Argentina agrees $50bn financing deal with IMF
In its standby arrangement with Argentina, announced on Thursday, the IMF is prepared to lend as much as $50bn over three years, a move that will probably be well received by markets after media speculation that it would be closer to $30bn.
“This is a plan owned and designed by the Argentine government, one aimed at strengthening the economy for the benefit of all Argentines. I am pleased that we can contribute to this effort by providing our financial support, which will bolster market confidence, allowing the authorities time to address a range of longstanding vulnerabilities,” said Christine Lagarde, IMF managing director, in a statement.
As a key part of the agreement, the IMF will require no further fiscal adjustment this year than the 2.7 per cent of the primary fiscal deficit that has already been announced by the government. For 2019 the target will be cut to 1.3 per cent from 2.2 per cent.

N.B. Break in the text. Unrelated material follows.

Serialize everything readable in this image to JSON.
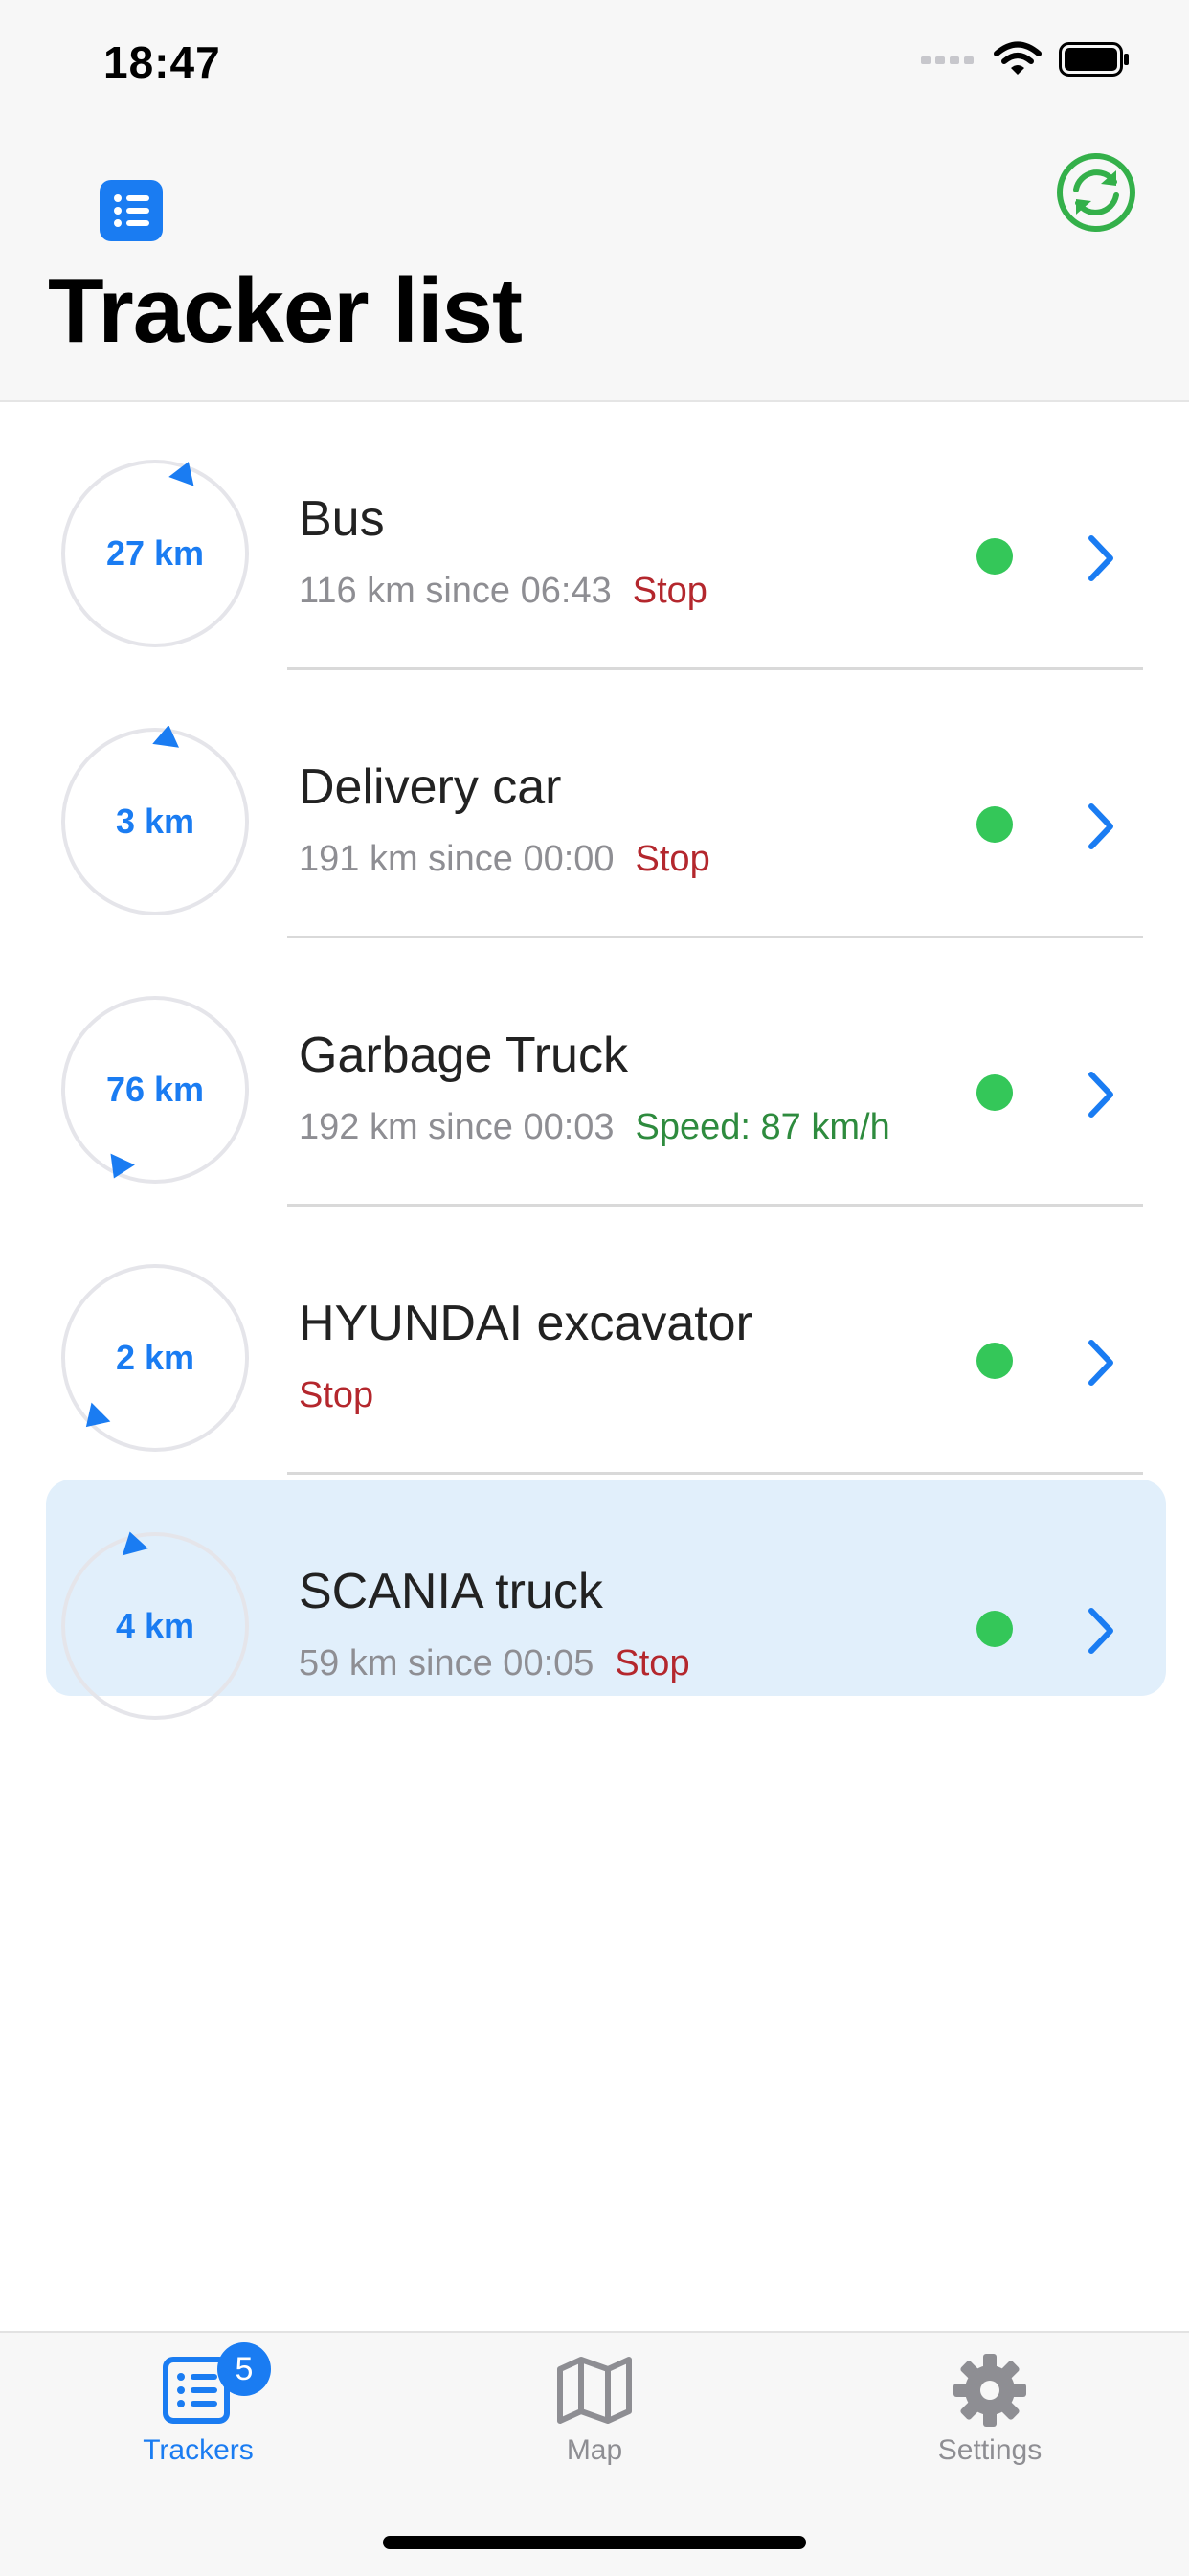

The aim is now to reach primary fiscal equilibrium by 2020, rather than 2021 previously.
The new inflation targets for the central bank are 17 per cent for 2019, 13 per cent for 2020 and 9 per cent for 2021 In a sign of the political goodwill towards Argentina, the negotiations took place much more quickly than initially expected.

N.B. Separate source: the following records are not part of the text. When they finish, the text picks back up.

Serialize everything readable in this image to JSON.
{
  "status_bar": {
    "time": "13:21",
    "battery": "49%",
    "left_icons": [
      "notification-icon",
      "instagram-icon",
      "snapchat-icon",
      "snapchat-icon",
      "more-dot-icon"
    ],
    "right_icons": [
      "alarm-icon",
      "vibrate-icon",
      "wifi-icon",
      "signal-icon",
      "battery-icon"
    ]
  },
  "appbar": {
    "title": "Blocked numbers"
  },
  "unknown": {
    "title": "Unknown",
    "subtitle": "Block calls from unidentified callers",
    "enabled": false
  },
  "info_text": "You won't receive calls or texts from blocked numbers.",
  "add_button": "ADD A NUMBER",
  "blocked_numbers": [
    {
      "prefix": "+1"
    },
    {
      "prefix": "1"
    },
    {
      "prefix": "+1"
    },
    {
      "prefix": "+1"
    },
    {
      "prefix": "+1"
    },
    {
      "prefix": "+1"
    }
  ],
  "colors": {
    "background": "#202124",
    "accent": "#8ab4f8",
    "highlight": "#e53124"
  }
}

Officials had expected a deal to be announced within six weeks after President Mauricio Macri said that Argentina would seek financial backing from the IMF on May 8. In the end, the talks lasted a month. Alberto Bernal, chief EM and global strategist at XP Investments, argued that Argentina seeking support from the IMF early is positive, as it implies that the hit to economic growth will be lower.
“It’s better to go now than after the recession kicks in. If you are going to have a problem, it is better to fix it as soon as possible — just as you if you have cancer, the sooner you go to the doctor, the greater your chances of success,” he said.